So I almost lost this session’s tea as a result of dropping the gaiwan for no apparent reason. It just slipped out of my hand mid-pour. Some tea leaves fell out, but I got most of the liquid in my cup and a lot of the leaves stayed in the gaiwan, so I decided not to let it stop me.
The first steep is amber-colored, smooth with a charcoal flavor (like, fresh, cleansing charcoal, not barbecue bricks or something), has no astringency, and leaves a sweet honey-like scent clinging to the empty cup.
The second steep has an almost creamy scent, a bit more smokiness coming out in the flavor, is still very smooth going down and has maybe the slightest bit of astringency on the back of the tongue. A nice honey scent still clinging to the empty cup.
Third steep…Maybe the universe just didn’t want me to drink this tea. I got distracted by an interesting issue brought to my attention at work and oversteeped. By a lot. Ended up with a dark amber liquor, but the taste was still good and the mouth feel still smooth. I got so absorbed in what I was doing that I didn’t give sufficient attention to the tea. I will see if I can get any more infusions out of it.
Fourth steep. Yeah, it’s done. I did get a good amber color and a good charcoal scent, but the taste is starting to get watery and not much lingers to the empty cup anymore.
Flavors: Ash, Char
99C for 20 or so seconds on the first infusion
Light color, nutty scent, smooth without much astringency, a slight hint of sourness
Second infusion brings out more sourness, a fresh green bean flavor, the empty cup has a sweet, lingering scent.
In the following infusions, these attributes gradually lightened.
Flavors: Green, Toasty
Steeped uncovered in gaiwan. Medium-colored liquor.
The first time I drank this I didn’t mind it, but it’s not doing it for me this time. The leaves themselves smell burnt to me, and the first steep tastes artificial. There is nuttiness and a roasted taste there, it just doesn’t taste authentic to me.
The second steep is a little bit better, but not by much. I think it’s just not for me. I’ve got 8 grams left of this, but I don’t see myself drinking it.
Flavors: Artificial, Nutty, Roasted
This tea has the flavor of a very light sesame oil. The taste is extremely clear, but subtle. Amber colored liquor, fairly fragmented leaves.
Brewed gong fu style with about 3.5 grams of leaf in about 100 ml of water at 80C/176F. I found the texture to be quite smooth on the 2nd and 3rd infusions. Wasn’t able to get any more flavor out of the leaves after that. I could see this making a decent iced tea. Nothing to write home about, however.
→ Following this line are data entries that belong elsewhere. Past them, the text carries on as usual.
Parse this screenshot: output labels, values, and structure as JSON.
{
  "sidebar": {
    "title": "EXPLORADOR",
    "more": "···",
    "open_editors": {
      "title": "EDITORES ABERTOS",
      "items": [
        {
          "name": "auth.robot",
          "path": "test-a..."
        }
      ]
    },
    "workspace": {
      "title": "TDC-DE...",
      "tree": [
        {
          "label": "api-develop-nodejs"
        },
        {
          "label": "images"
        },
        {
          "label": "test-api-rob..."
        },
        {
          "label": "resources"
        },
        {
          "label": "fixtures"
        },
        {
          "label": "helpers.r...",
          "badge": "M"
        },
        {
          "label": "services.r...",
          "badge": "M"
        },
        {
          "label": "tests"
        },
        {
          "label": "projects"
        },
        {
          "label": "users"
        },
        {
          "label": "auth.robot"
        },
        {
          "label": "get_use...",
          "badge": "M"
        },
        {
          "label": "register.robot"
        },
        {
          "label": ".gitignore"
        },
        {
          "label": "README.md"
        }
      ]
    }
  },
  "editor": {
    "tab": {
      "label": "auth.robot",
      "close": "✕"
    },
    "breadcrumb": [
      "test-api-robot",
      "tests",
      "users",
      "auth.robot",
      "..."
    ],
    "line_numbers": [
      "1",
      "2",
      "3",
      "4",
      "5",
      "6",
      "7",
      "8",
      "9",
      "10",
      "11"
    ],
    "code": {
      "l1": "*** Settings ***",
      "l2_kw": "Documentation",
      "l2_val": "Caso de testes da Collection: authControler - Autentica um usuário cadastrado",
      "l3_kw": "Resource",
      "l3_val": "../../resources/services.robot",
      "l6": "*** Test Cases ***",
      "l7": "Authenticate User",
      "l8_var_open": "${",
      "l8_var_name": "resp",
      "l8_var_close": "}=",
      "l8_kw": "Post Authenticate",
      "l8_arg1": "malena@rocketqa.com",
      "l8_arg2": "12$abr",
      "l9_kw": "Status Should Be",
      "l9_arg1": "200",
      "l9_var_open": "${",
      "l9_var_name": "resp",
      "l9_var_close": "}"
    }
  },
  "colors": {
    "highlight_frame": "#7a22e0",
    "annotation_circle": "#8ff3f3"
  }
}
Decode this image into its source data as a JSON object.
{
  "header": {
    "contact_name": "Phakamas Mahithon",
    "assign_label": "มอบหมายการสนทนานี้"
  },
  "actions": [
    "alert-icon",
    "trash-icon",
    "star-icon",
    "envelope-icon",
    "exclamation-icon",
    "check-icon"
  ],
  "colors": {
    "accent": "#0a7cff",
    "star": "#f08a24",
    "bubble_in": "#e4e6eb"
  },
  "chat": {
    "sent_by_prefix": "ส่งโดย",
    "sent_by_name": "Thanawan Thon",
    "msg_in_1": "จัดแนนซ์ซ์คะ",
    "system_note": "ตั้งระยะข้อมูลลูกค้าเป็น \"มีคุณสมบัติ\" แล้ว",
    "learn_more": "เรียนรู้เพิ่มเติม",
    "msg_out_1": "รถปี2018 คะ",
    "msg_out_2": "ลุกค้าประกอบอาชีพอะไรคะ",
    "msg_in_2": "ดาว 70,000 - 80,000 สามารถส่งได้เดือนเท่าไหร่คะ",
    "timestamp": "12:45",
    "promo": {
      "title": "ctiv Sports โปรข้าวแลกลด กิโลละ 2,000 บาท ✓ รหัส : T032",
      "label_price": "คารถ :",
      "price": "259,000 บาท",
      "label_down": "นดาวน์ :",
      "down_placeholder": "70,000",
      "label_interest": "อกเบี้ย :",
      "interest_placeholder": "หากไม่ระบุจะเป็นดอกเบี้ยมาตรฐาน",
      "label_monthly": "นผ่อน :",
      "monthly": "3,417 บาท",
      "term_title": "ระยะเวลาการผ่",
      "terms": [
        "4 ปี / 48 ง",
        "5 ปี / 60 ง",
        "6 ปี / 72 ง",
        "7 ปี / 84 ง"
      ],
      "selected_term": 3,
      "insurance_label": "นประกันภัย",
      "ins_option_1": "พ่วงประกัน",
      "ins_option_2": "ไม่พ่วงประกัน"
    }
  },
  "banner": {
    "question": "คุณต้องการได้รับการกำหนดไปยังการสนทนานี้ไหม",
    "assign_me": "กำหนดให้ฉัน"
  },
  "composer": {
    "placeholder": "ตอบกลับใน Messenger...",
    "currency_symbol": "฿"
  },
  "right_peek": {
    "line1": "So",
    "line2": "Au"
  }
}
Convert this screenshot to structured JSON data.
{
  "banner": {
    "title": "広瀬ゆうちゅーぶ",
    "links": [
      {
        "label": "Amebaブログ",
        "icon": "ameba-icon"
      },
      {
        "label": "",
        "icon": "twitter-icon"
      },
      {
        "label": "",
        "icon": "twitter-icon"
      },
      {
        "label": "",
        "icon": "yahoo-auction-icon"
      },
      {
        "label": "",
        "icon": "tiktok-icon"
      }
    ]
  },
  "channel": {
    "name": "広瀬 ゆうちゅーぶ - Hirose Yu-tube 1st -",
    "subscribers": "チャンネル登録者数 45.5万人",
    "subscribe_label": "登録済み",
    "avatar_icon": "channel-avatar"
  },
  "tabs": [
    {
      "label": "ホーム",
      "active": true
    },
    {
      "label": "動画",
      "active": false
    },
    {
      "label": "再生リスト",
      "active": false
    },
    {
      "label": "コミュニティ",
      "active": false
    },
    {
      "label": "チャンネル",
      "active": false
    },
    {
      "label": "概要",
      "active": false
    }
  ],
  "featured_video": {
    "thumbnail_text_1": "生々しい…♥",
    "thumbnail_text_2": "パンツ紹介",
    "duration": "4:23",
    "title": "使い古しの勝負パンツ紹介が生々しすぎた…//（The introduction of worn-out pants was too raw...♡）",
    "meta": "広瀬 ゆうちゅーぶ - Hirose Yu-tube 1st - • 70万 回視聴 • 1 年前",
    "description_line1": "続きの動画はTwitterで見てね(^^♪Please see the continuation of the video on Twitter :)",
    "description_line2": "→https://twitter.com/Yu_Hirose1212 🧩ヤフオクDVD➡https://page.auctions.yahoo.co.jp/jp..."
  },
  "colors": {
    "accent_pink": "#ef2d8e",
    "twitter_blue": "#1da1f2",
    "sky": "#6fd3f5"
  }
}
This tea has an amazing, candy-like smell. If I were blindfolded and you told me I was sniffing a Junior Mint candy, I would probably have believed you. The rooibos, mint, and chamomile really work well in this blend and you can taste all three. There’s also a nice hint of vanilla. Mint is definitely the forward flavor here. Although I love all things mint, after a few sips it became too intense and medicinal.
All in all, a good easy sipping, night time herbal. Nice tea if you’re looking for something candy like without sugar.
Flavors: Chocolate, Mint, Vanilla